• _Task requirements_
Pick out the lines below with "accent" and list them.

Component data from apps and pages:
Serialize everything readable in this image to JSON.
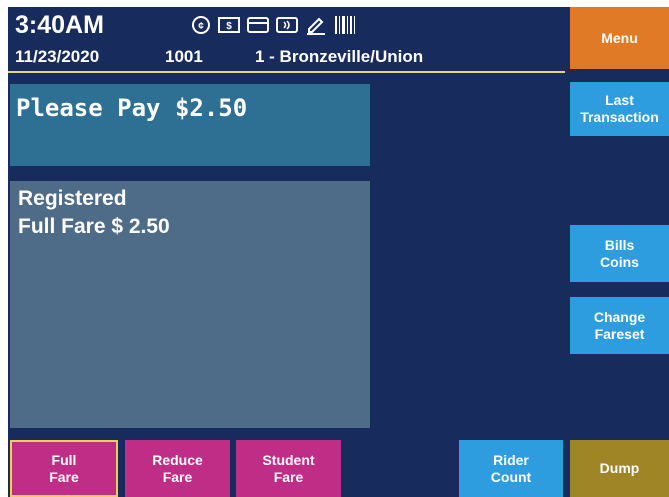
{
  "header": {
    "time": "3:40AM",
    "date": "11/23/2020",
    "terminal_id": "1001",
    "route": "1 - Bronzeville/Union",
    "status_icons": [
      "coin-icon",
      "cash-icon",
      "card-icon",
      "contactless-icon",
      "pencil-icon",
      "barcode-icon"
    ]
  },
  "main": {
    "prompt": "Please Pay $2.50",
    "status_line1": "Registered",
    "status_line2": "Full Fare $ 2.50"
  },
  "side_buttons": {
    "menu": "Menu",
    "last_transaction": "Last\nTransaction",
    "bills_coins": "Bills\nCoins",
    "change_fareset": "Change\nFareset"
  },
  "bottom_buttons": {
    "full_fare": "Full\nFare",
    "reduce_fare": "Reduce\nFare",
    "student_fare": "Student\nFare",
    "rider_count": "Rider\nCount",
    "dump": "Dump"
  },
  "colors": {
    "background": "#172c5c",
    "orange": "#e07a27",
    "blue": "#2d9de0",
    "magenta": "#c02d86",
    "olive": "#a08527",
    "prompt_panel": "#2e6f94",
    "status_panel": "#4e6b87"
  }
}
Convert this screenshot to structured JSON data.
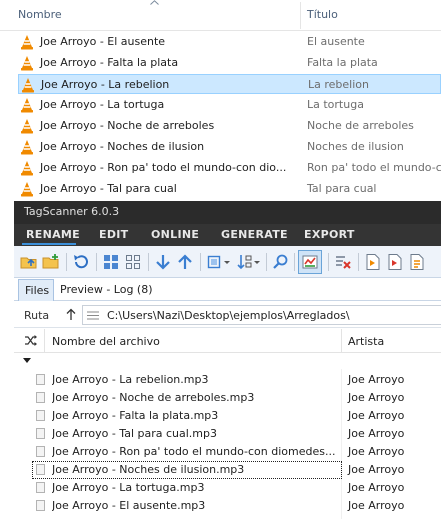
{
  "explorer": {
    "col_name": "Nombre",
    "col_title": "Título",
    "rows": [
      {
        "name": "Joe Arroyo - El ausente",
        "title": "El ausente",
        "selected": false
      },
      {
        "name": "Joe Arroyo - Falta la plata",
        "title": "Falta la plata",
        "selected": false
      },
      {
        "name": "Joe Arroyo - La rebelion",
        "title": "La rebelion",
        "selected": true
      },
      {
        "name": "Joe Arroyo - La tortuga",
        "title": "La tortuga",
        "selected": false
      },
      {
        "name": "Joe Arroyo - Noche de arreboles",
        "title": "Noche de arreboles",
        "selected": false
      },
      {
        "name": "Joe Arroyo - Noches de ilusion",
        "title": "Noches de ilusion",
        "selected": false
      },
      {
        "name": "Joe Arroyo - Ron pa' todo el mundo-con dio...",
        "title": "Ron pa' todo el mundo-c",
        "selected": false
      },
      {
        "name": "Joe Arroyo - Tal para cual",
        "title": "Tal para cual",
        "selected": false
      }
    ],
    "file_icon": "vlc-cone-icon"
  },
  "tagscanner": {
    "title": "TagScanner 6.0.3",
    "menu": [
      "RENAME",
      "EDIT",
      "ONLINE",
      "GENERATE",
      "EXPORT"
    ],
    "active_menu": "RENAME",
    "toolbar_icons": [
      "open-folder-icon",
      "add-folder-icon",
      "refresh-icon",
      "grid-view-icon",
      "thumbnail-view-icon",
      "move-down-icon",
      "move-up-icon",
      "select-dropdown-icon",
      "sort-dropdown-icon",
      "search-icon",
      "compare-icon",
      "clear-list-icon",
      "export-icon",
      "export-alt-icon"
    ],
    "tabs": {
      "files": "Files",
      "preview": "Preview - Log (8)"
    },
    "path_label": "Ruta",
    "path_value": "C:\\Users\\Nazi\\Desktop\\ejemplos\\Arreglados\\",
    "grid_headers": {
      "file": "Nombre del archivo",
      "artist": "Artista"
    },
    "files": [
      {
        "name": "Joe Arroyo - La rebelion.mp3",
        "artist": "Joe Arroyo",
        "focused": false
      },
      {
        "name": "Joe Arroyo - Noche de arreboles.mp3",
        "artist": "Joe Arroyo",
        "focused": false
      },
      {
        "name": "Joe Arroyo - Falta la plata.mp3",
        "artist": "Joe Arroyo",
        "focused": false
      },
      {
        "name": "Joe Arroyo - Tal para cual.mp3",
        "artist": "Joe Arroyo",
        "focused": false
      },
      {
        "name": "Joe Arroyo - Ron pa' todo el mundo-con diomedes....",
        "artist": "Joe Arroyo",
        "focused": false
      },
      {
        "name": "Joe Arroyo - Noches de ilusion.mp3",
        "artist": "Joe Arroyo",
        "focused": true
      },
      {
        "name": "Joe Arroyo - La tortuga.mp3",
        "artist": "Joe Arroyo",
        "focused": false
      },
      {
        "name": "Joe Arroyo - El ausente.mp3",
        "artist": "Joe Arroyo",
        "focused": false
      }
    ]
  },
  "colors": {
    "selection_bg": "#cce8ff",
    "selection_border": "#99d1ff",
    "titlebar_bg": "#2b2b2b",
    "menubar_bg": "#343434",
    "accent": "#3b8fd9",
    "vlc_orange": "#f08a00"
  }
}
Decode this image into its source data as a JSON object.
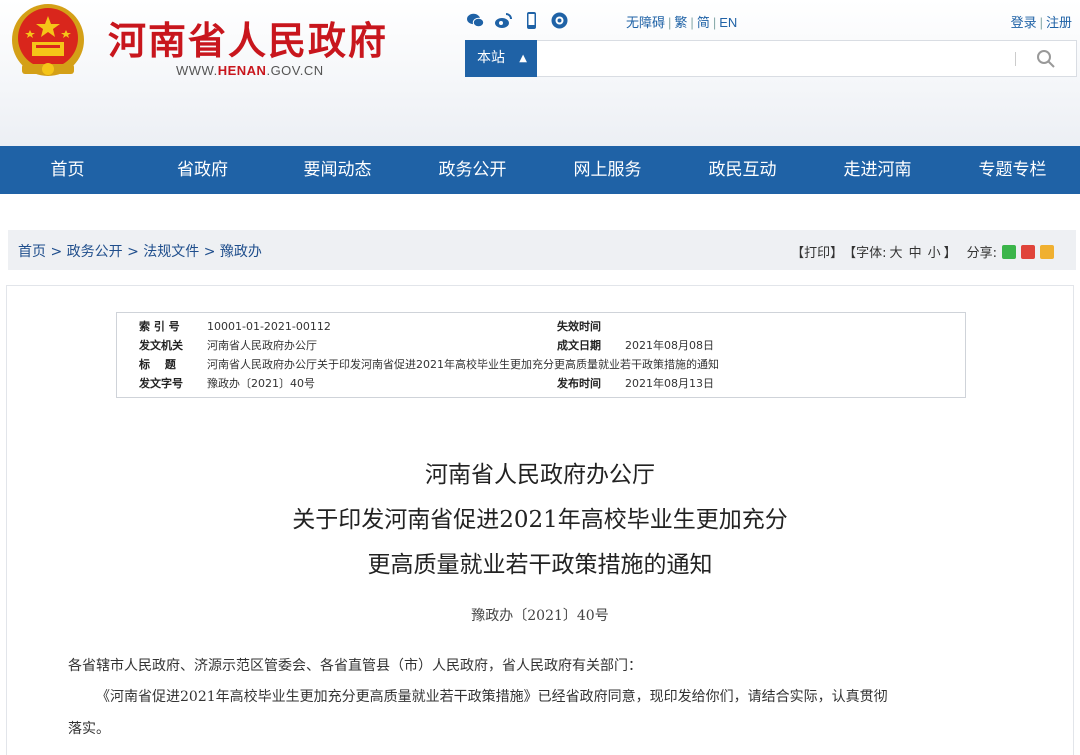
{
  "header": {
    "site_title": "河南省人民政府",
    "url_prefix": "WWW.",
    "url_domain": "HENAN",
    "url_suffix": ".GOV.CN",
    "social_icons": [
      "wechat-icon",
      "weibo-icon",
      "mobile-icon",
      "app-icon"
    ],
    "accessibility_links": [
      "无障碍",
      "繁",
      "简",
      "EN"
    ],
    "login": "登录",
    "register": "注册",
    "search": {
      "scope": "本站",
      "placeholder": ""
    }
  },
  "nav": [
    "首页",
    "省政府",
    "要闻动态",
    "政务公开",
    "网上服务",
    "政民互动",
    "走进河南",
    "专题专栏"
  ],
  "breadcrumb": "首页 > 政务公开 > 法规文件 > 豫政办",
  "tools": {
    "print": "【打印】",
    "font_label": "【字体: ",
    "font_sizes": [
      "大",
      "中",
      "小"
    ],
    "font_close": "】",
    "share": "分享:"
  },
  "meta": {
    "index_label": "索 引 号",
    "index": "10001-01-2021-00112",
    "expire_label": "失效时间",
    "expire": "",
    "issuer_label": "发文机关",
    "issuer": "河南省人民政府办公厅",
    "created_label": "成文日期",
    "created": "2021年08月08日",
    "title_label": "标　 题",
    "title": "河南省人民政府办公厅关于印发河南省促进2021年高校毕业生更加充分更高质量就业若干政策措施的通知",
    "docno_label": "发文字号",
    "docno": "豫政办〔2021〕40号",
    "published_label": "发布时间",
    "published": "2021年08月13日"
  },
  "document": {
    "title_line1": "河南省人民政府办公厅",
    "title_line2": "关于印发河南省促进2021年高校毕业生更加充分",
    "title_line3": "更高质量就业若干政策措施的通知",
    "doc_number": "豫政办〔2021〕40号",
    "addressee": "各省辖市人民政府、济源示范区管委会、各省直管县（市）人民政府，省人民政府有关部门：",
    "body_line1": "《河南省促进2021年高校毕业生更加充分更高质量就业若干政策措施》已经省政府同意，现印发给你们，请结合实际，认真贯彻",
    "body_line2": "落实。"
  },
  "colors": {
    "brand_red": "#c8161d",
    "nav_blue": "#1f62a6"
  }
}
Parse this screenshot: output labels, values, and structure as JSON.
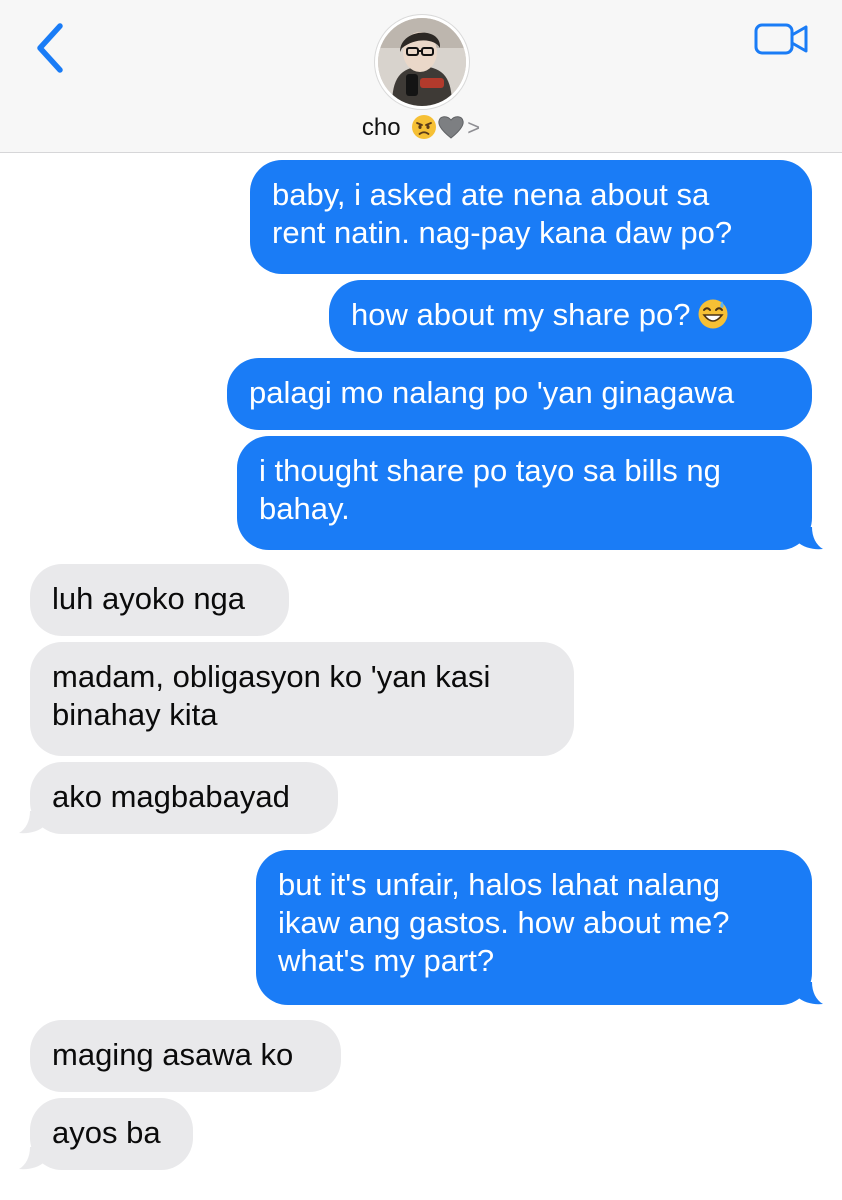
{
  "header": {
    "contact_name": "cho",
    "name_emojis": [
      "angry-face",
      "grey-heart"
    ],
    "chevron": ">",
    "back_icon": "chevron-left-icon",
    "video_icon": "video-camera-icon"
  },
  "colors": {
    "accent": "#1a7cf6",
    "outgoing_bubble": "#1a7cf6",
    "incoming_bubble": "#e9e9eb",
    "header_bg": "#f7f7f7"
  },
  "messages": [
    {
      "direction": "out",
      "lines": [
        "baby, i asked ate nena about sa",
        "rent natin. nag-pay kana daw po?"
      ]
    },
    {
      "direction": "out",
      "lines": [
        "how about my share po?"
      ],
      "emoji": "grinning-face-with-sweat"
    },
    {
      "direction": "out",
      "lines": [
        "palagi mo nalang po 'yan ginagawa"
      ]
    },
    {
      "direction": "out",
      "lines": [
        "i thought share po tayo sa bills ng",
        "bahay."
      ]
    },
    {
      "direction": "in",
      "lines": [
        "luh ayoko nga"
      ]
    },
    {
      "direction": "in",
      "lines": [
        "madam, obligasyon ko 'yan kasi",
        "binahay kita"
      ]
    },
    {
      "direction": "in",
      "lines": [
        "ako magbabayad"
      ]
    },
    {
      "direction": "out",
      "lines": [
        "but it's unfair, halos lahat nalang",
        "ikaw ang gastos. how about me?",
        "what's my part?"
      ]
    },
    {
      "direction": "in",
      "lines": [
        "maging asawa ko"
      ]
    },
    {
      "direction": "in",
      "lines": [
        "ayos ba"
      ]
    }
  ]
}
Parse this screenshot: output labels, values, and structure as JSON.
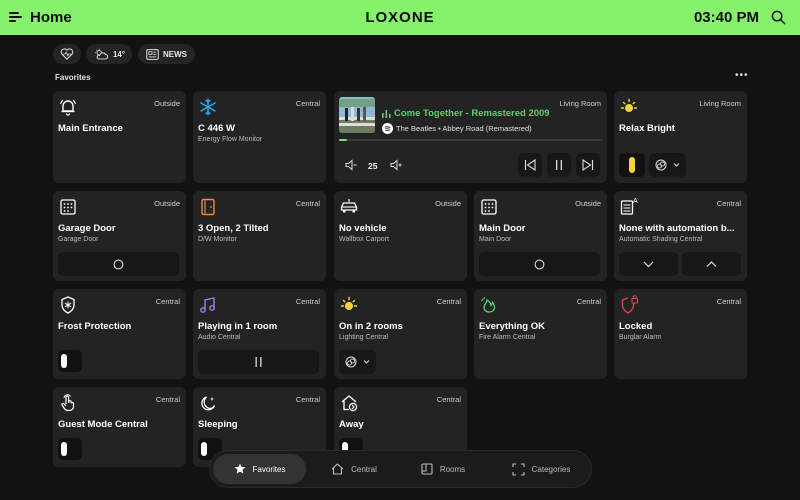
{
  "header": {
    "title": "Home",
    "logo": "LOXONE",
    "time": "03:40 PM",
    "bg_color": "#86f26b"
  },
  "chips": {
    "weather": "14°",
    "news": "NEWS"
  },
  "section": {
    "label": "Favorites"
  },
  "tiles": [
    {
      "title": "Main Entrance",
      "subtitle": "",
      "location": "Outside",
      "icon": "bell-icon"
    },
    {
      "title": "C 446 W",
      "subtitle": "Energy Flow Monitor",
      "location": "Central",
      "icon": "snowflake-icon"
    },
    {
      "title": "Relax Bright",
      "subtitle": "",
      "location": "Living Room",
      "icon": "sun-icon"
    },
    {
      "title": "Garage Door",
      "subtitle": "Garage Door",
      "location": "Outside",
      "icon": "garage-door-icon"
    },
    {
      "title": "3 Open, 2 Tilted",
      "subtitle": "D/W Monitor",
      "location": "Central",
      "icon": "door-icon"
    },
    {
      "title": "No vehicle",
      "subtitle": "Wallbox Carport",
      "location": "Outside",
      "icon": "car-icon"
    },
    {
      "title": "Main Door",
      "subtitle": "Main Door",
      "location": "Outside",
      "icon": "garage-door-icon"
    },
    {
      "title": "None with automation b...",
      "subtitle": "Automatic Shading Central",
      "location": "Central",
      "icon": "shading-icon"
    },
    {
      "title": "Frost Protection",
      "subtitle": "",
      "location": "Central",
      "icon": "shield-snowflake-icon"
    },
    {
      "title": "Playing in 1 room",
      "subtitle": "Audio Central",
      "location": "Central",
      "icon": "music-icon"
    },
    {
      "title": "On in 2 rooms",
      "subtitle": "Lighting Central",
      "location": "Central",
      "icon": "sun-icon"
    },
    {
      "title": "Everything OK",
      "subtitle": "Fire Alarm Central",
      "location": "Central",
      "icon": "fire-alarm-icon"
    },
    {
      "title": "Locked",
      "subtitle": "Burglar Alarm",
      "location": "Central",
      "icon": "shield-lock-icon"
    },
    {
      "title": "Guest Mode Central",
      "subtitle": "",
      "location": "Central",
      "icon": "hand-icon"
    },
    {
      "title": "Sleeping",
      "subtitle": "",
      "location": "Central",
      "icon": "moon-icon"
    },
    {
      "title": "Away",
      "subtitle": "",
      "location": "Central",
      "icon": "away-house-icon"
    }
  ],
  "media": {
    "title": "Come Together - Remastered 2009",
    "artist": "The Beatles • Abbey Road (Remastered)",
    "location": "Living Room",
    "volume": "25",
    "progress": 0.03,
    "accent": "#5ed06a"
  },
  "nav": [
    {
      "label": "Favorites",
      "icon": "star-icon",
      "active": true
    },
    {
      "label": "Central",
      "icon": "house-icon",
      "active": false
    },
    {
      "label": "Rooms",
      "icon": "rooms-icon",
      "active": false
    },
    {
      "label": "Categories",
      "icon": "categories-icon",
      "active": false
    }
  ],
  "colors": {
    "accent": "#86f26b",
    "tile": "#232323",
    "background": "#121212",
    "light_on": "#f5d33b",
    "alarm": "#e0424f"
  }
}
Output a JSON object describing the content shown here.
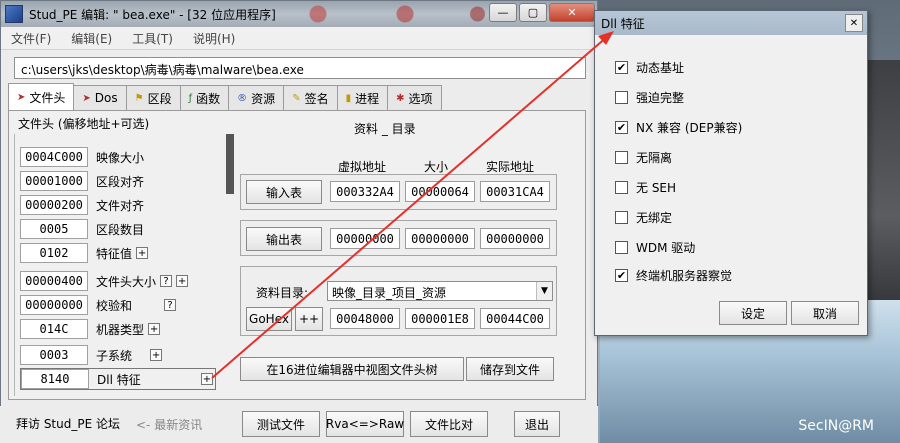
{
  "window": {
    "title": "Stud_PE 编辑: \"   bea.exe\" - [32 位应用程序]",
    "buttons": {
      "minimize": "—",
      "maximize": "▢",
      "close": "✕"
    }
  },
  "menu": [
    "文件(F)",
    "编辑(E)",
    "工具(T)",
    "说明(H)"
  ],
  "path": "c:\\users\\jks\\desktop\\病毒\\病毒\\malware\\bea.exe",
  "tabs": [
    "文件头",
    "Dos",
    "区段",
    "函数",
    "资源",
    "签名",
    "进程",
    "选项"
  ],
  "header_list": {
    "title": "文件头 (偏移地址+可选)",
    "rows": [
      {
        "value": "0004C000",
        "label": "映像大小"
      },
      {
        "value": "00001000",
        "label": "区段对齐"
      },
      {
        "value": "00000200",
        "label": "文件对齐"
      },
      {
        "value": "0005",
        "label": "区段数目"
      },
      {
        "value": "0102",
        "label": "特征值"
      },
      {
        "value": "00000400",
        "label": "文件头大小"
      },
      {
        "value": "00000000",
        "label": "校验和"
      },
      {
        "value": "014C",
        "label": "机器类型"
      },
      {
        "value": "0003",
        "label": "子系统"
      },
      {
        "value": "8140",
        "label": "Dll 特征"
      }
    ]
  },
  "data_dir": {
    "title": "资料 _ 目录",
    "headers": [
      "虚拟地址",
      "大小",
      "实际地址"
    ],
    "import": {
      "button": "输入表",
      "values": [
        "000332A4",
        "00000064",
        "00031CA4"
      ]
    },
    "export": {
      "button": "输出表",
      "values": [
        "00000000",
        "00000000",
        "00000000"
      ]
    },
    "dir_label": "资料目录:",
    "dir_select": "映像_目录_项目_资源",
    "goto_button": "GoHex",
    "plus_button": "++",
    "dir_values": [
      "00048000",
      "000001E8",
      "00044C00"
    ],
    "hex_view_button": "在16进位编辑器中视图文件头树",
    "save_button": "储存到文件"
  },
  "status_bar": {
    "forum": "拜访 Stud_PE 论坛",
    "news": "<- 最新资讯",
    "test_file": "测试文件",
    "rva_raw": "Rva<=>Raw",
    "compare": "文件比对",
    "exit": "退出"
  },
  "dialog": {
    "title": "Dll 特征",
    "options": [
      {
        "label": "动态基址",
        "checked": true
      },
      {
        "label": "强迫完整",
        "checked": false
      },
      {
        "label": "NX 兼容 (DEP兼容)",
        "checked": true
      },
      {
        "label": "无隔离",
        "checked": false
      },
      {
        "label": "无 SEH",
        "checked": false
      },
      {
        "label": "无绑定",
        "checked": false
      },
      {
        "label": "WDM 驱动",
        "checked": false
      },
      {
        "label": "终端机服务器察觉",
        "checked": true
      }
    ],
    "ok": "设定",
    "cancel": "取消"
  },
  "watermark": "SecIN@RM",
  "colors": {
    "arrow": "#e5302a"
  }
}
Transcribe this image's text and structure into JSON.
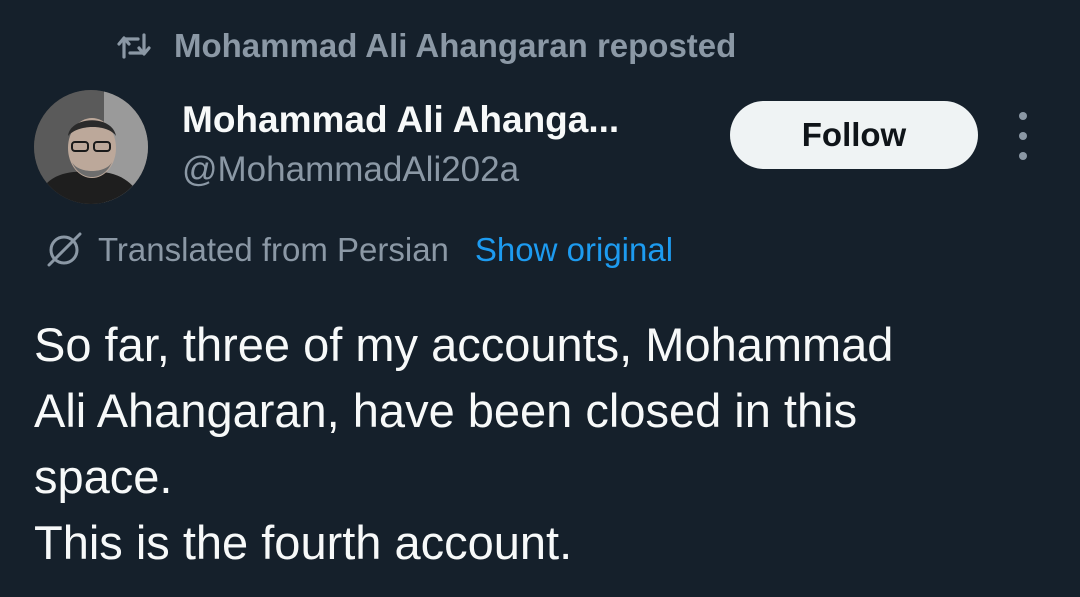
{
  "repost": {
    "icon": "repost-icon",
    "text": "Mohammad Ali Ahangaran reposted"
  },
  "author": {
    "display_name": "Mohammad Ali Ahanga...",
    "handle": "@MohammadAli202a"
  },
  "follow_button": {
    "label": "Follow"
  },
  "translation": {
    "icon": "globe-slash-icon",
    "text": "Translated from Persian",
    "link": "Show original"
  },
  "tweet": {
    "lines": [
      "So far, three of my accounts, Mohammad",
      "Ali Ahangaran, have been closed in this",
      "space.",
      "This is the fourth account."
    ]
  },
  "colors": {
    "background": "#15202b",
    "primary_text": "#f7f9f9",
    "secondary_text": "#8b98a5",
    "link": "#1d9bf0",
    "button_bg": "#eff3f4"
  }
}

• _Answer section_
    "accent": "#3b8fd9",
    "accent": "#1a7cf6",
    "accent": "#5ed06a"
    "accent": "#86f26b",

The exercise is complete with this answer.